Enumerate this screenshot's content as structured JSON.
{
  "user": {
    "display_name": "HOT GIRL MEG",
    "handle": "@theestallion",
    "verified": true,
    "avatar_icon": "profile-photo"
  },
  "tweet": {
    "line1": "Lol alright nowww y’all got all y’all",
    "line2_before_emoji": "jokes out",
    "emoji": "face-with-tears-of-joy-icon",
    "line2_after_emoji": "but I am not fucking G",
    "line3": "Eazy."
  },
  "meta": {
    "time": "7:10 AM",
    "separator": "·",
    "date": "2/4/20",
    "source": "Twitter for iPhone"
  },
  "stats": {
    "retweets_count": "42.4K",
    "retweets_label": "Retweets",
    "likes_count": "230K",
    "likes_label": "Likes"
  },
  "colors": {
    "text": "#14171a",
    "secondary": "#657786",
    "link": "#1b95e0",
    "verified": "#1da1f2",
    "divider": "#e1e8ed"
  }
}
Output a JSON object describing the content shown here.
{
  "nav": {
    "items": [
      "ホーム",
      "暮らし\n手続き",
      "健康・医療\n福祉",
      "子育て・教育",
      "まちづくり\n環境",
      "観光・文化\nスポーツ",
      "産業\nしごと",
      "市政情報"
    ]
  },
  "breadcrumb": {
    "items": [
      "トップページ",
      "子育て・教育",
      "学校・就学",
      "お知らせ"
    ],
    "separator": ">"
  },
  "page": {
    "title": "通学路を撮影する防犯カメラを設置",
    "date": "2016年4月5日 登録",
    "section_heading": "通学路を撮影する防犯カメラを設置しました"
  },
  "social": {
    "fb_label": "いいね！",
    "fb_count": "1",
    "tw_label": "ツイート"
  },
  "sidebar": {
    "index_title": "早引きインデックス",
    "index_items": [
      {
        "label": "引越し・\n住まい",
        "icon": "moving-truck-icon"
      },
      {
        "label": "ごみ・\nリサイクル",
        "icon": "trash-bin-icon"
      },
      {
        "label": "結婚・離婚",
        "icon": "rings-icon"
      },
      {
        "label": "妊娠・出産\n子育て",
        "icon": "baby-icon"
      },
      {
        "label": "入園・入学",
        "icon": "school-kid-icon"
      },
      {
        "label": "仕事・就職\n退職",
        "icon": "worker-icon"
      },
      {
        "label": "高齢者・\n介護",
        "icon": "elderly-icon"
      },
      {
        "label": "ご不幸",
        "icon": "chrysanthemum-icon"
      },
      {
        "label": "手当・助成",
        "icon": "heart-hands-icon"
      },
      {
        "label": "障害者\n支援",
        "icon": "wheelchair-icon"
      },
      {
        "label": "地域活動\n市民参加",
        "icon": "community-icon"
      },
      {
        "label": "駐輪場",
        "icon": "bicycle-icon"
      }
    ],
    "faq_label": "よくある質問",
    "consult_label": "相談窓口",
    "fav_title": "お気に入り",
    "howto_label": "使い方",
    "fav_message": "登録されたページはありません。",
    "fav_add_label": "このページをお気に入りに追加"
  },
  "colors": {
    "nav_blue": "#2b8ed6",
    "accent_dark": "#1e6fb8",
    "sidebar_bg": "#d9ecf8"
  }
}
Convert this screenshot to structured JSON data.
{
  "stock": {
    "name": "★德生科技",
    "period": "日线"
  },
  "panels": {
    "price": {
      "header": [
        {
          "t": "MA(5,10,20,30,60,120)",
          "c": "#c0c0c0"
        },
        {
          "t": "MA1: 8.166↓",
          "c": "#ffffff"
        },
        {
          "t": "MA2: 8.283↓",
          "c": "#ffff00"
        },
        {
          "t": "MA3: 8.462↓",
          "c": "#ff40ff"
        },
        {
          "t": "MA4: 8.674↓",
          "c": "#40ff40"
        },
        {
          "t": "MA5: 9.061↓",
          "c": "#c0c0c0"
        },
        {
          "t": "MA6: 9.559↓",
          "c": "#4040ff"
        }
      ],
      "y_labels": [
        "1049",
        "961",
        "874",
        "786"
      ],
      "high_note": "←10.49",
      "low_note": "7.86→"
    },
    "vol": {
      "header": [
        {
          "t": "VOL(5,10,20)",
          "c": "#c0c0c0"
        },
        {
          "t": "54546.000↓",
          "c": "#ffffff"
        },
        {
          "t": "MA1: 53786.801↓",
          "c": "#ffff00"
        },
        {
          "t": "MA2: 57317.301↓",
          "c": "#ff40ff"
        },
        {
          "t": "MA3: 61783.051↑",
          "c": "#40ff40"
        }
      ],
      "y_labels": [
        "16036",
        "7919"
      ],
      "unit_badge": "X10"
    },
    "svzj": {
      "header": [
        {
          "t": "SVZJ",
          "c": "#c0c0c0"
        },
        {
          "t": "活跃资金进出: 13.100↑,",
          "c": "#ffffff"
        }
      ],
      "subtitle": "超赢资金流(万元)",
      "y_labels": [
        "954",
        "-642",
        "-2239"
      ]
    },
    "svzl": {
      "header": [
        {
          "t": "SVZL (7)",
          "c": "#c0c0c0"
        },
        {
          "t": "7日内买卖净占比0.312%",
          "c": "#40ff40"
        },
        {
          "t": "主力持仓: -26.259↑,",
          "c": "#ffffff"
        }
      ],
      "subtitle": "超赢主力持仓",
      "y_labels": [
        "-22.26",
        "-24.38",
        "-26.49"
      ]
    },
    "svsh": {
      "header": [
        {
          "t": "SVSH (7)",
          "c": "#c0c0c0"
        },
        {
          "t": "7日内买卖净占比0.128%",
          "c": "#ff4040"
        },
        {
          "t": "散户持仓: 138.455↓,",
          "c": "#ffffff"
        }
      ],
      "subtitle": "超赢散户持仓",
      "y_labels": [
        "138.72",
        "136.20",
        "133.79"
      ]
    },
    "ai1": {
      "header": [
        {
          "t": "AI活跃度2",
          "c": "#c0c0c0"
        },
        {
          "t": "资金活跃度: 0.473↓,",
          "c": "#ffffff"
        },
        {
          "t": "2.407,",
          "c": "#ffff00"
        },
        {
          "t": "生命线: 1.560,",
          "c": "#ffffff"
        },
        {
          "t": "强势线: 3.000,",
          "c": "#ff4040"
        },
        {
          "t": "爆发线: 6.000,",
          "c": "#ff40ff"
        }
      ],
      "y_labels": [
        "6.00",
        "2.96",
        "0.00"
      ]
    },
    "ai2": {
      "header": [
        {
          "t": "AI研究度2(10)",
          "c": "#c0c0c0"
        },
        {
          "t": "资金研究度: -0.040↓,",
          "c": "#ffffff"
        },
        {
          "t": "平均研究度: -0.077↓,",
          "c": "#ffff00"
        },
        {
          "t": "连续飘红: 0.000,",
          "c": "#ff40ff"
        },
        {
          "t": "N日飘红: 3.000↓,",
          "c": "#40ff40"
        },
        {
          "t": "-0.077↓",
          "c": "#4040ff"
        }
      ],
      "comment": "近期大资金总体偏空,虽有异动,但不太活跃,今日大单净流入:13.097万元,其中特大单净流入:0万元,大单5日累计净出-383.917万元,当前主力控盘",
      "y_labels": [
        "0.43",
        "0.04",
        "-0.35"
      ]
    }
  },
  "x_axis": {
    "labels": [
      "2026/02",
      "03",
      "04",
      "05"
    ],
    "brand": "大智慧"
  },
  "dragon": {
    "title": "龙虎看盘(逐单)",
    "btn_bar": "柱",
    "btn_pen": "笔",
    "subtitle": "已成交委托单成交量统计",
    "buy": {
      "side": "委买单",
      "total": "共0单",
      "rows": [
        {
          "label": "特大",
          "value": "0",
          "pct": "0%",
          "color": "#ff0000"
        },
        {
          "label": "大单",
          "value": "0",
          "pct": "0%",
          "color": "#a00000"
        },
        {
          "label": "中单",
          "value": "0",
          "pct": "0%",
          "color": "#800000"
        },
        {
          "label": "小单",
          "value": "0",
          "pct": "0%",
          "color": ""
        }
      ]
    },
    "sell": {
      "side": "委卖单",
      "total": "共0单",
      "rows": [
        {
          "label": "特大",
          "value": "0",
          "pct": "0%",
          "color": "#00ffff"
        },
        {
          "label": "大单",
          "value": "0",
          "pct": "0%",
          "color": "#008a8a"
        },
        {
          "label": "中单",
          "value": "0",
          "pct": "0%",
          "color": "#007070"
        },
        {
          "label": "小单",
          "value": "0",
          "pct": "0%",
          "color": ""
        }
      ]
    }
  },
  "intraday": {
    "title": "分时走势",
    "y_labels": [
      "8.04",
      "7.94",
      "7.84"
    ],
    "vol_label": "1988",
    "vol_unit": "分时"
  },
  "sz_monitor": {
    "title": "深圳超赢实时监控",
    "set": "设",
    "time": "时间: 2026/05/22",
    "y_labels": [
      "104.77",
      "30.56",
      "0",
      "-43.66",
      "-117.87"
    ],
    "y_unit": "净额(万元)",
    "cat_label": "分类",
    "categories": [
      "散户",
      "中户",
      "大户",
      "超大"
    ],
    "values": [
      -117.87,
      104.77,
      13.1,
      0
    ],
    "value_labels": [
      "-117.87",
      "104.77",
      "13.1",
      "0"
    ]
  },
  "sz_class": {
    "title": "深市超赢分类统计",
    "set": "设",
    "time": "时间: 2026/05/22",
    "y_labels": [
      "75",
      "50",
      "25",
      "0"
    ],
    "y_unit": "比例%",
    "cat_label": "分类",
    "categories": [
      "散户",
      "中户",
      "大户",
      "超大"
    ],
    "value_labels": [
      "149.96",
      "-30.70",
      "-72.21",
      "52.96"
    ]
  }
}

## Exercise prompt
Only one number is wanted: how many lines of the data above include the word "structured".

## Solution for this problem
2